Though no one disputes that supreme court justices are subject to the recusal law, the absence of an ethics code means that there is no provision for enforcing it. The actions of Thomas and his wife, Ginni, over January 6 exposed the problem.
“It’s very clear what the statute says, and it was equally clear that Thomas’s wife had an interest in the case, and yet he didn’t recuse,” Frost said. “So through his actions, Thomas demonstrated that he believes he doesn’t need to follow the law.”
The justices have tried to defend their uniquely unaccountable status by saying it preserves their legal independence and by pointing out that they are not fungible – unlike other judges who recuse themselves, they cannot be replaced. The chief justice, John Roberts, has insisted that the top court has no need to adopt an ethics code because “every justice seeks to follow high ethical standards”.
Which might be fine, were it not for the many recorded failings of those same justices. Fix the Court keeps tallies of ethical lapses and failures to recuse by current and former justices.
They disclose a litany of private plane rides, dinners and gifts, attendance at politically partisan events, and inconsistencies in financial disclosures. By far the longest entry is for Thomas, whose peccadilloes include attending a 2008 retreat in Palm Springs organized by the rightwing Koch brothers at a time when the duo were funding several litigants presenting to the top court.

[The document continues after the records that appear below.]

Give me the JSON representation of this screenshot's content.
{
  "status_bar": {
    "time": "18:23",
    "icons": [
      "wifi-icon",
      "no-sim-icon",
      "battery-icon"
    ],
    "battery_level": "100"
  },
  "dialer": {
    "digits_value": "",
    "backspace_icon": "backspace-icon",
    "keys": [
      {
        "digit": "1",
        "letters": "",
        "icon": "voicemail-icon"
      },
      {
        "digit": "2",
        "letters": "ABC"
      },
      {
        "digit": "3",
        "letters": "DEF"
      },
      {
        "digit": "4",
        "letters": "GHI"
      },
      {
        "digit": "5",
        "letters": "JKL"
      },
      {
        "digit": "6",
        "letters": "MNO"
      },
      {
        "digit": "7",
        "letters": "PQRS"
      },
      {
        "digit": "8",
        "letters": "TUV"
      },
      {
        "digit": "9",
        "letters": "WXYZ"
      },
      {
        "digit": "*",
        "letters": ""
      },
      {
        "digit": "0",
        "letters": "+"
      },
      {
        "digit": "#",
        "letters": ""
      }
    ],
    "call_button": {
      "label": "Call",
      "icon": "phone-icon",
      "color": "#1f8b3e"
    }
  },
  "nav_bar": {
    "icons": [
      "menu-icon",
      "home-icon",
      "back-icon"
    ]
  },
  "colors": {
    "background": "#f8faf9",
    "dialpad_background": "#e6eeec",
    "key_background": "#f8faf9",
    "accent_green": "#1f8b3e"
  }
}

Occasionally, there have been hints that the justices are aware that they have a problem and that they have discussed the possibility of ethical reform. In 2019, Elena Kagan told the House of Representatives that she and her eight peers were “very seriously” considering an ethics code.
Last month CNN reported that those “internal discussions” were ongoing, and that some justices were hoping to draft a code “in due course”. But it seems that unanimity is proving elusive and, as a result, the silence coming from the bench remains deafening.
“We are dealing with a pattern of neglect when it comes to the justices’ ethical responsibilities,” Roth said. “Our highest legal officials should adhere to a moral code against which they and the public can measure whether they are upholding their oath of office.”